EXERCISE AIM -> Within the listing below, how many lines include the string "Karma"? Reply with only the number.

RECORDS PROVIDED ->
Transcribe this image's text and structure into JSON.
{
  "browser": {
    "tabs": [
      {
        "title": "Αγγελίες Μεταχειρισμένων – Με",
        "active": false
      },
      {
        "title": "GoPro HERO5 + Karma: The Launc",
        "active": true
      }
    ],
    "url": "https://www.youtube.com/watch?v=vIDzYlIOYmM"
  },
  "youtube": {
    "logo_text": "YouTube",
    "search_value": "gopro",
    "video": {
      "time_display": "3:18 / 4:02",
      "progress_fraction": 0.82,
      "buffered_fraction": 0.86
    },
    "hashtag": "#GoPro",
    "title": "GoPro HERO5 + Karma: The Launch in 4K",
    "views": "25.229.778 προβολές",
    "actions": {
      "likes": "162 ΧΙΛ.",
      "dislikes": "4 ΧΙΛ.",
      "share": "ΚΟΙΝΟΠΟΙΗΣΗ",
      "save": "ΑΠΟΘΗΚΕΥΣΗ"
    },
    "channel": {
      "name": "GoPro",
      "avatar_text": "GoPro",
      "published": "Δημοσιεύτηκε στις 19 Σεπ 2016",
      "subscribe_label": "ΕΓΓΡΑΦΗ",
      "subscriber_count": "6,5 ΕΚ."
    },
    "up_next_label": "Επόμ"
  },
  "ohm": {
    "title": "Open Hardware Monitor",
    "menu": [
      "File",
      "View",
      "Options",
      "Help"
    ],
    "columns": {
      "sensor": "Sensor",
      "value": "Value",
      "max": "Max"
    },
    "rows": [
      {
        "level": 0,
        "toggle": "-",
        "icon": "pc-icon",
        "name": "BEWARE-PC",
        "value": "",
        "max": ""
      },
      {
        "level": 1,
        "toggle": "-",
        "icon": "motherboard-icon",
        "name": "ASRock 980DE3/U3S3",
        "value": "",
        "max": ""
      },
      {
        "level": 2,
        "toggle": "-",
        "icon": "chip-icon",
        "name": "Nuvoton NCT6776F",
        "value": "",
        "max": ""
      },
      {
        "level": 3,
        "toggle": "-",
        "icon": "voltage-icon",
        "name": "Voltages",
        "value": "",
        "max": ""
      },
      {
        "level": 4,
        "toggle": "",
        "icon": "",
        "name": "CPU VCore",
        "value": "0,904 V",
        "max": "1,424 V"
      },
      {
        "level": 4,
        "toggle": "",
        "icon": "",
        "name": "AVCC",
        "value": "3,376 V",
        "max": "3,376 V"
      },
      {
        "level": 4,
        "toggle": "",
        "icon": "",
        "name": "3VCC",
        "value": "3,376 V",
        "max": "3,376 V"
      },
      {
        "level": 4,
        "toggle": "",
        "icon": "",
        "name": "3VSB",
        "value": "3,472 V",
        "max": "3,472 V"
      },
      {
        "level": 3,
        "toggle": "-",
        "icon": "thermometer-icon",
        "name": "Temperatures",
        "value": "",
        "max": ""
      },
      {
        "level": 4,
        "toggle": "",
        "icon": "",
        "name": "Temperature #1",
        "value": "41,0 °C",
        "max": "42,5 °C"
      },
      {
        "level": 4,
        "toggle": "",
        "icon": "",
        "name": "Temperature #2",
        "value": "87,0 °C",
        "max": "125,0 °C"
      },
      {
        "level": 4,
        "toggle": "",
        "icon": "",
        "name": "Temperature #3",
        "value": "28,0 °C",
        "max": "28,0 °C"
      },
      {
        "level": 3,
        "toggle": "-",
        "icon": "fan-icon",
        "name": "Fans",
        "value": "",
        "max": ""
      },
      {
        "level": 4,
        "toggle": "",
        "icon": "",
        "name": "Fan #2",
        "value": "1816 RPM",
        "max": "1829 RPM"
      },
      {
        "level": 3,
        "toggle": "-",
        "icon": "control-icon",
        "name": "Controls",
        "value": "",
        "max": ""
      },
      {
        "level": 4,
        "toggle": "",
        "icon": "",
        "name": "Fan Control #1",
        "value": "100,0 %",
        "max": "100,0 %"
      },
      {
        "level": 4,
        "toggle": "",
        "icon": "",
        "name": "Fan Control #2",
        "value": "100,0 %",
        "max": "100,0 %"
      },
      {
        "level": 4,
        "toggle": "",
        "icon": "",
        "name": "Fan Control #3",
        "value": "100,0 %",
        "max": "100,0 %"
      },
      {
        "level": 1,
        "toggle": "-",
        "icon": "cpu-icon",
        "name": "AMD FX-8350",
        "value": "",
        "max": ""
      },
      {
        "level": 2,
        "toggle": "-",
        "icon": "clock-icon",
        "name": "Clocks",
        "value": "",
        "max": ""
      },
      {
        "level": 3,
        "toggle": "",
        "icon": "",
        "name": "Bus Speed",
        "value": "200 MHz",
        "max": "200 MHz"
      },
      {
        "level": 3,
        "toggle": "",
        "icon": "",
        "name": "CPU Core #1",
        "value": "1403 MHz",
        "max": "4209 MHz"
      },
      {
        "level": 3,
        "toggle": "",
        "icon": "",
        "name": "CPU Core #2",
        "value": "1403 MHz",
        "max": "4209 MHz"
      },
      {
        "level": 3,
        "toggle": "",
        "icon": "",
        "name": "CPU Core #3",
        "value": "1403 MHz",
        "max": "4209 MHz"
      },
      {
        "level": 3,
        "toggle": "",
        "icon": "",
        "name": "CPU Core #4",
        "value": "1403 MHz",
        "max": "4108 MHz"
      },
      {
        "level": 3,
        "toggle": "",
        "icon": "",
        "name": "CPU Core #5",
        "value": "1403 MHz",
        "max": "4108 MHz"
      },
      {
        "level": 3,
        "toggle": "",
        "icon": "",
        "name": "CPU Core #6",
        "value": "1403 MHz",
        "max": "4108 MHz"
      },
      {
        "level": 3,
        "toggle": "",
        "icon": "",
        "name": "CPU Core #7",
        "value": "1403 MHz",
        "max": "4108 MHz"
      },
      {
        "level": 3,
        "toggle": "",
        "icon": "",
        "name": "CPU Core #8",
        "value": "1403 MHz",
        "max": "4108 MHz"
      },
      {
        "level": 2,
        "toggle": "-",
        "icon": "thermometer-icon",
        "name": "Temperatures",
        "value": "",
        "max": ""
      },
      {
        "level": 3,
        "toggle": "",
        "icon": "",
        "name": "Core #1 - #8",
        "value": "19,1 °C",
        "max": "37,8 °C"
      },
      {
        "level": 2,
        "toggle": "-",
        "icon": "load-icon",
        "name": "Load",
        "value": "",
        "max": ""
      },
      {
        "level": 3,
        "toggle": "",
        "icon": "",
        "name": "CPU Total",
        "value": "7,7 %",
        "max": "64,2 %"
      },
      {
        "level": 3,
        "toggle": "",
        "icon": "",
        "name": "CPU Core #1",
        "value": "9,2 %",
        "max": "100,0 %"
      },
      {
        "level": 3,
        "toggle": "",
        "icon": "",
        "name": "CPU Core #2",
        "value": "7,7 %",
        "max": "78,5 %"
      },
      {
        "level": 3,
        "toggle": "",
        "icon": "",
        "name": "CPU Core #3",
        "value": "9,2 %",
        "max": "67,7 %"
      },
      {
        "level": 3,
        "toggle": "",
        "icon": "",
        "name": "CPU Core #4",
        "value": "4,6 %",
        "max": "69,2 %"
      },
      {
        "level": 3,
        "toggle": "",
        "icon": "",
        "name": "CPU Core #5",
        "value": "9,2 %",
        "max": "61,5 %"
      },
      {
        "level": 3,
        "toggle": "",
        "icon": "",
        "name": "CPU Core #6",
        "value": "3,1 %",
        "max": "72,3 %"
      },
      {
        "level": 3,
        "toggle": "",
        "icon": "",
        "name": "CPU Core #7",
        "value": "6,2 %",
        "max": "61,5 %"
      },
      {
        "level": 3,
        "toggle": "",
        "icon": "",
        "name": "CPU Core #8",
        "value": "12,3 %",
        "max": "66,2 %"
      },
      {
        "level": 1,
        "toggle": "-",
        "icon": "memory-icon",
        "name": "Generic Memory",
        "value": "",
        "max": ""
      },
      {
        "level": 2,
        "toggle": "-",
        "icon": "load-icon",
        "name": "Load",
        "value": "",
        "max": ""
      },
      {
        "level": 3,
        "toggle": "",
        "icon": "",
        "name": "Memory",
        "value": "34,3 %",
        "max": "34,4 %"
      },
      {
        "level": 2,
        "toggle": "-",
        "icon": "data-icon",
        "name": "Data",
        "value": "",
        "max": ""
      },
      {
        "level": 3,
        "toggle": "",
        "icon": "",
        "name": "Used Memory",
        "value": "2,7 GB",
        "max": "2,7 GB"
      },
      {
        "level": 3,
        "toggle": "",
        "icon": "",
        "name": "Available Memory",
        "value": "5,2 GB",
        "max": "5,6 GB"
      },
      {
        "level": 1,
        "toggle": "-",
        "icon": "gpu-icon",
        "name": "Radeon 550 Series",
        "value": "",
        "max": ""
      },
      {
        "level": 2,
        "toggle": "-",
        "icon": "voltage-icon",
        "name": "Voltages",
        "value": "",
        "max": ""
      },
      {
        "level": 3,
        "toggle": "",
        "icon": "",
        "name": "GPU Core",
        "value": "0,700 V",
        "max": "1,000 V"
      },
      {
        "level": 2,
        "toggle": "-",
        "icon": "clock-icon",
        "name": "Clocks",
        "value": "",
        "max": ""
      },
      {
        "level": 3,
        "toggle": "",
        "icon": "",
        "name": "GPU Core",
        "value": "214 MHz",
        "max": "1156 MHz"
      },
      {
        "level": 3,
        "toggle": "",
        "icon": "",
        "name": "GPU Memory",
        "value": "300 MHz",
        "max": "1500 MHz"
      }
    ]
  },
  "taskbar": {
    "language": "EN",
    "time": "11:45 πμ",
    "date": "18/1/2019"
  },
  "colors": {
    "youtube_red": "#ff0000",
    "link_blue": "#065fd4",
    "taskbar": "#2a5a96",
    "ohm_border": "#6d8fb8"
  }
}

EXERCISE ANSWER -> 2